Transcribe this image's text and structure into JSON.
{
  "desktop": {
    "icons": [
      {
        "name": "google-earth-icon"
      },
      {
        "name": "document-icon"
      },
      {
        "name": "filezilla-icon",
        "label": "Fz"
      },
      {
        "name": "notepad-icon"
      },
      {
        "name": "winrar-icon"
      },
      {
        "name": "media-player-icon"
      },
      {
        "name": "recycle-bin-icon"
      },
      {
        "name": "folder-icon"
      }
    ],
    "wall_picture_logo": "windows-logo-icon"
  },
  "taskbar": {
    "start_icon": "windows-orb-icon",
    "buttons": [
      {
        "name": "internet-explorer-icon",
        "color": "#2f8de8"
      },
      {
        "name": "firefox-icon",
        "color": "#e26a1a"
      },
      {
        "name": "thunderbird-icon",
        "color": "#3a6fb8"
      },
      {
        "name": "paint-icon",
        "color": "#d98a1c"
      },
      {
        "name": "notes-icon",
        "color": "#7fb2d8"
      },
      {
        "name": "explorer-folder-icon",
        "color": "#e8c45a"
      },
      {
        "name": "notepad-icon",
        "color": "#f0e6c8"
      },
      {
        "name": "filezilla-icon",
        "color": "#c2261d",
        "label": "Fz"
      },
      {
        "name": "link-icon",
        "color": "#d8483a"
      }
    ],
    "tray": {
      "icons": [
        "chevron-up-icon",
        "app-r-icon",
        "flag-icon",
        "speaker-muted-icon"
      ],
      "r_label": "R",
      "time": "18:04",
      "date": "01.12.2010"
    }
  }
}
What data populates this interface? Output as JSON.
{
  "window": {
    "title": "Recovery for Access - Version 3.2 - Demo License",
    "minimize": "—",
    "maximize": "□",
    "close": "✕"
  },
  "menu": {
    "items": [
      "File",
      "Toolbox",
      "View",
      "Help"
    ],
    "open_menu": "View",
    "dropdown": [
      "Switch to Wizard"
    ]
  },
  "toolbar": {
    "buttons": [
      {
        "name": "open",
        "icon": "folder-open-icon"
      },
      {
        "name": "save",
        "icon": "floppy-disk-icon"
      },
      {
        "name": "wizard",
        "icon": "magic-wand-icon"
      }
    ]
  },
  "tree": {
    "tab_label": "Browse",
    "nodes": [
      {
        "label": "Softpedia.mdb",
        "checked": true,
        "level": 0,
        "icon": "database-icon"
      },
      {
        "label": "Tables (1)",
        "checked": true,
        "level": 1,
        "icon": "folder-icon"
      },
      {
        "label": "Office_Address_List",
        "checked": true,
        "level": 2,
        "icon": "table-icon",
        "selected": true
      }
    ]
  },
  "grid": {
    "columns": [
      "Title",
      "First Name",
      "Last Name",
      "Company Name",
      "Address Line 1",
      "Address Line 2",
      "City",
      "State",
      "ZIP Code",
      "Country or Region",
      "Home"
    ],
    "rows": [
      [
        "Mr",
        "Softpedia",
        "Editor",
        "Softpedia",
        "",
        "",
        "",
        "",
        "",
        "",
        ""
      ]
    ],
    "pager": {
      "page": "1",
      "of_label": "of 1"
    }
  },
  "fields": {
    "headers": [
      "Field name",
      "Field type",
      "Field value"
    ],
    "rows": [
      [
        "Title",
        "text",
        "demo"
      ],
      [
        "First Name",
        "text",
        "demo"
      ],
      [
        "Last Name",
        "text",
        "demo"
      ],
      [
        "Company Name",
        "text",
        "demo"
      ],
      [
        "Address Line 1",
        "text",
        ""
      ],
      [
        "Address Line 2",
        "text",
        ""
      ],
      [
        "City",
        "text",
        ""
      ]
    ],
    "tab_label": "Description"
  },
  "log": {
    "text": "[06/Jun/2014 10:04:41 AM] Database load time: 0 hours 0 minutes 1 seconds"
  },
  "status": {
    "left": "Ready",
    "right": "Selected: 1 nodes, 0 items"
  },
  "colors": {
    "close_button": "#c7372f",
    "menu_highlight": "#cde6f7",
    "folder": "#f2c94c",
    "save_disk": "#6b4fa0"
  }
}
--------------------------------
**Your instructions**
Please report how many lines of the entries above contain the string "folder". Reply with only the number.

**Output for this task**
5